PROBLEM DESCRIPTION
When the data below is printed, every line must match exactly and the images must be absent.

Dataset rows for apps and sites

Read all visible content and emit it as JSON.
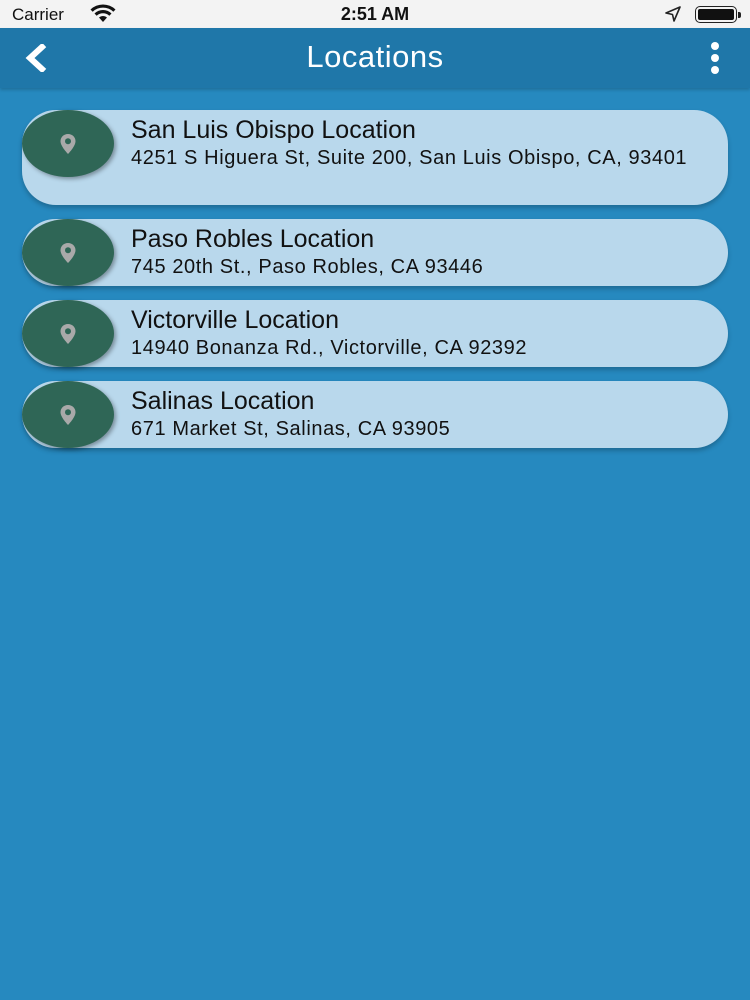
{
  "status_bar": {
    "carrier": "Carrier",
    "time": "2:51 AM",
    "icons": [
      "wifi-icon",
      "location-arrow-icon",
      "battery-icon"
    ]
  },
  "nav": {
    "title": "Locations",
    "back_icon": "chevron-left-icon",
    "menu_icon": "more-vertical-icon"
  },
  "colors": {
    "background": "#2689bf",
    "nav_bar": "#1f77a9",
    "card": "#b9d8ec",
    "pin_circle": "#2f6656",
    "pin_icon": "#a9a9a9"
  },
  "locations": [
    {
      "name": "San Luis Obispo Location",
      "address": "4251 S Higuera St, Suite 200, San Luis Obispo, CA, 93401",
      "icon": "map-pin-icon"
    },
    {
      "name": "Paso Robles Location",
      "address": "745 20th St., Paso Robles, CA 93446",
      "icon": "map-pin-icon"
    },
    {
      "name": "Victorville Location",
      "address": "14940 Bonanza Rd., Victorville, CA 92392",
      "icon": "map-pin-icon"
    },
    {
      "name": "Salinas Location",
      "address": "671 Market St, Salinas, CA 93905",
      "icon": "map-pin-icon"
    }
  ]
}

TASK OUTPUT
Read all visible content and emit it as JSON.
{
  "status_bar": {
    "carrier": "Carrier",
    "time": "2:51 AM",
    "icons": [
      "wifi-icon",
      "location-arrow-icon",
      "battery-icon"
    ]
  },
  "nav": {
    "title": "Locations",
    "back_icon": "chevron-left-icon",
    "menu_icon": "more-vertical-icon"
  },
  "colors": {
    "background": "#2689bf",
    "nav_bar": "#1f77a9",
    "card": "#b9d8ec",
    "pin_circle": "#2f6656",
    "pin_icon": "#a9a9a9"
  },
  "locations": [
    {
      "name": "San Luis Obispo Location",
      "address": "4251 S Higuera St, Suite 200, San Luis Obispo, CA, 93401",
      "icon": "map-pin-icon"
    },
    {
      "name": "Paso Robles Location",
      "address": "745 20th St., Paso Robles, CA 93446",
      "icon": "map-pin-icon"
    },
    {
      "name": "Victorville Location",
      "address": "14940 Bonanza Rd., Victorville, CA 92392",
      "icon": "map-pin-icon"
    },
    {
      "name": "Salinas Location",
      "address": "671 Market St, Salinas, CA 93905",
      "icon": "map-pin-icon"
    }
  ]
}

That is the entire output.